__Data for processing__:
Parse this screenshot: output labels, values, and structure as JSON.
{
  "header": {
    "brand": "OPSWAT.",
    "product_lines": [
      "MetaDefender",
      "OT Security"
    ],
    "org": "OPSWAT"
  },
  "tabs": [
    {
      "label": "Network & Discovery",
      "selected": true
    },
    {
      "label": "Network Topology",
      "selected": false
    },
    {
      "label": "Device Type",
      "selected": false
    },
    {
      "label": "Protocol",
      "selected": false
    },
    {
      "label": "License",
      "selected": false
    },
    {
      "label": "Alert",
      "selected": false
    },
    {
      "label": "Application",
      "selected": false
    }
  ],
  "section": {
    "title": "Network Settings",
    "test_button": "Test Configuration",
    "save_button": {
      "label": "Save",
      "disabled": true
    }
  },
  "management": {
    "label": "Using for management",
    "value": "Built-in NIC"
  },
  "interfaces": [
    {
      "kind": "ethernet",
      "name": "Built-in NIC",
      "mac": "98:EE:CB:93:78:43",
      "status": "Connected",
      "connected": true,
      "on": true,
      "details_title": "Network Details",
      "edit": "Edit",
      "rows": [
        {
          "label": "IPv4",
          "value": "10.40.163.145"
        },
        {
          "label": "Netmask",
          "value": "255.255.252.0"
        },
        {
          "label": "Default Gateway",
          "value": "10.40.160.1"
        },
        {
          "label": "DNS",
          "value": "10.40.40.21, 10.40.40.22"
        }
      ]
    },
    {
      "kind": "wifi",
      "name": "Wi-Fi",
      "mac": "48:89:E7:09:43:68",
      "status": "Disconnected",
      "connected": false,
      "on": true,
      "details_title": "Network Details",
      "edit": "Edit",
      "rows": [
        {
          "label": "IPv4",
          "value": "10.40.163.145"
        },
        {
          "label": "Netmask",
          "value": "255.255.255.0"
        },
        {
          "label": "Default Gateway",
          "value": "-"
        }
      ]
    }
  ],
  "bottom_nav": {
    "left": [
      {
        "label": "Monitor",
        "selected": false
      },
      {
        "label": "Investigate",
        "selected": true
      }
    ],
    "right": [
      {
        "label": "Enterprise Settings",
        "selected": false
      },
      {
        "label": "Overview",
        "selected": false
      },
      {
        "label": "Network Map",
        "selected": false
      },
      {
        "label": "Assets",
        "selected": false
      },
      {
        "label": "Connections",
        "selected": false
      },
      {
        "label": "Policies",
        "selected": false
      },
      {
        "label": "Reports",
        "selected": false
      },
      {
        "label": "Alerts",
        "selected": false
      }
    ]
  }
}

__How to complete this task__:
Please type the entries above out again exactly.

__Result__:
Parse this screenshot: output labels, values, and structure as JSON.
{
  "header": {
    "brand": "OPSWAT.",
    "product_lines": [
      "MetaDefender",
      "OT Security"
    ],
    "org": "OPSWAT"
  },
  "tabs": [
    {
      "label": "Network & Discovery",
      "selected": true
    },
    {
      "label": "Network Topology",
      "selected": false
    },
    {
      "label": "Device Type",
      "selected": false
    },
    {
      "label": "Protocol",
      "selected": false
    },
    {
      "label": "License",
      "selected": false
    },
    {
      "label": "Alert",
      "selected": false
    },
    {
      "label": "Application",
      "selected": false
    }
  ],
  "section": {
    "title": "Network Settings",
    "test_button": "Test Configuration",
    "save_button": {
      "label": "Save",
      "disabled": true
    }
  },
  "management": {
    "label": "Using for management",
    "value": "Built-in NIC"
  },
  "interfaces": [
    {
      "kind": "ethernet",
      "name": "Built-in NIC",
      "mac": "98:EE:CB:93:78:43",
      "status": "Connected",
      "connected": true,
      "on": true,
      "details_title": "Network Details",
      "edit": "Edit",
      "rows": [
        {
          "label": "IPv4",
          "value": "10.40.163.145"
        },
        {
          "label": "Netmask",
          "value": "255.255.252.0"
        },
        {
          "label": "Default Gateway",
          "value": "10.40.160.1"
        },
        {
          "label": "DNS",
          "value": "10.40.40.21, 10.40.40.22"
        }
      ]
    },
    {
      "kind": "wifi",
      "name": "Wi-Fi",
      "mac": "48:89:E7:09:43:68",
      "status": "Disconnected",
      "connected": false,
      "on": true,
      "details_title": "Network Details",
      "edit": "Edit",
      "rows": [
        {
          "label": "IPv4",
          "value": "10.40.163.145"
        },
        {
          "label": "Netmask",
          "value": "255.255.255.0"
        },
        {
          "label": "Default Gateway",
          "value": "-"
        }
      ]
    }
  ],
  "bottom_nav": {
    "left": [
      {
        "label": "Monitor",
        "selected": false
      },
      {
        "label": "Investigate",
        "selected": true
      }
    ],
    "right": [
      {
        "label": "Enterprise Settings",
        "selected": false
      },
      {
        "label": "Overview",
        "selected": false
      },
      {
        "label": "Network Map",
        "selected": false
      },
      {
        "label": "Assets",
        "selected": false
      },
      {
        "label": "Connections",
        "selected": false
      },
      {
        "label": "Policies",
        "selected": false
      },
      {
        "label": "Reports",
        "selected": false
      },
      {
        "label": "Alerts",
        "selected": false
      }
    ]
  }
}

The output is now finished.